Over the course of 70 years The Fulbright Commission has administered grants to numerous high-flyers in a wide ranging selection of professions, sectors, and skillsets. Senator Fulbright’s main aim was to produce world leaders through educational and cultural exchange. The US-UK Fulbright Program has been a particularly successful Commission in achieving this aim.

From 1982-2012 The Fulbright Commission had a separate supporting British Fulbright Scholars Association (BFSA), which acted as a charity on behalf of the Commission. It also acted as a central point from which Fulbright Alumni could stay in touch with the work of the Commission and build social and business networks across the Alumni database. This blog takes a look at the copies of the newsletter recently acquired by the British Library as part of the US-UK Fulbright Commission Archive.

The BFSA Newsletter was established in 1983, it was sent out to registered members as a way of keeping the community informed about the activities of The Fulbright Commission and the successes of the numerous alumni. The BFSA received a grant from the US Embassy to produce the newsletter to a high quality and improve alumni engagement.
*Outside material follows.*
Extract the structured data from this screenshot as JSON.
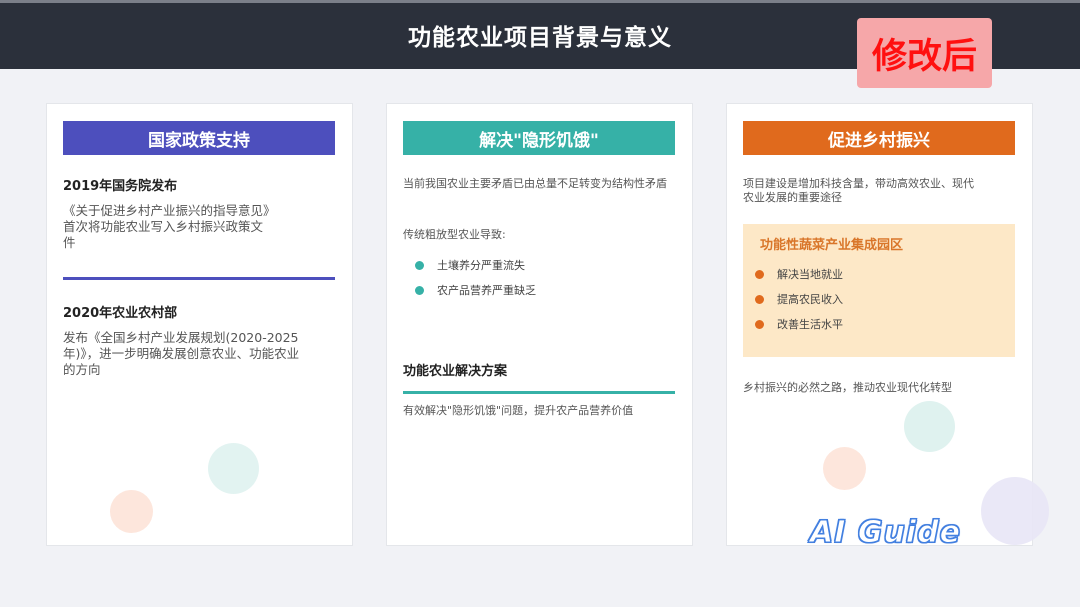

The newsletter went through various overhauls with changes of name and changes of focus before the BFSA moved away from paper copies and began to distribute the newsletter only online. The multiple BFSA events planned throughout the year were documented in the newsletters, including the May Concerts, BFSA Debates, as well as Annual General Meetings Talks. Amongst the articles and photographs of Fulbright events and fundraising efforts there were snippets of the Fulbright Commission’s community including; birth, marriage, and death announcements.  

Img0649The British Fulbright Scholar Association Newsletter, 1983-1988, The British Fulbright Scholar Association: Link, 1989-2000, and The Fulbright Alumni News: Linking the UK and USA, 2001-2012

Alongside the community engagement element of the newsletter there were also thought provoking articles from Fulbright Scholars about their chosen interests and often related to the study they were undertaking with their Fulbright Grant. The BFSA newsletter aimed to engage the audience as well as inform them.

Article HeadlineThis article found in the Spring 1984 issue No. 2 highlights how little politics can change in 34 years. Article by Professor David Walker

Editors of the newsletter included Mary Hockaday, a journalist who went on to become Controller of BBC World Service English, and award-winning Adeola Solanke, a Nigerian-British playwright and screenwriter. Profile articles were written about well-known and successful alumni including Katherine Whitehorn, journalist and columnist with The Observer. Profile articles were also written for the politicians Lord Bernard Donoughue, Baroness Shirley Williams, and Charles Kennedy about their life experiences. Sir Malcolm Bradbury, the author and academic, wrote a small piece reflecting on his time as a ‘Fulbrighter’ in 1955, as well as imagining Sylvia Plath’s journey and experience travelling the opposite way in the same year.

Eleanor Casson
Cataloguer, Fulbright Archive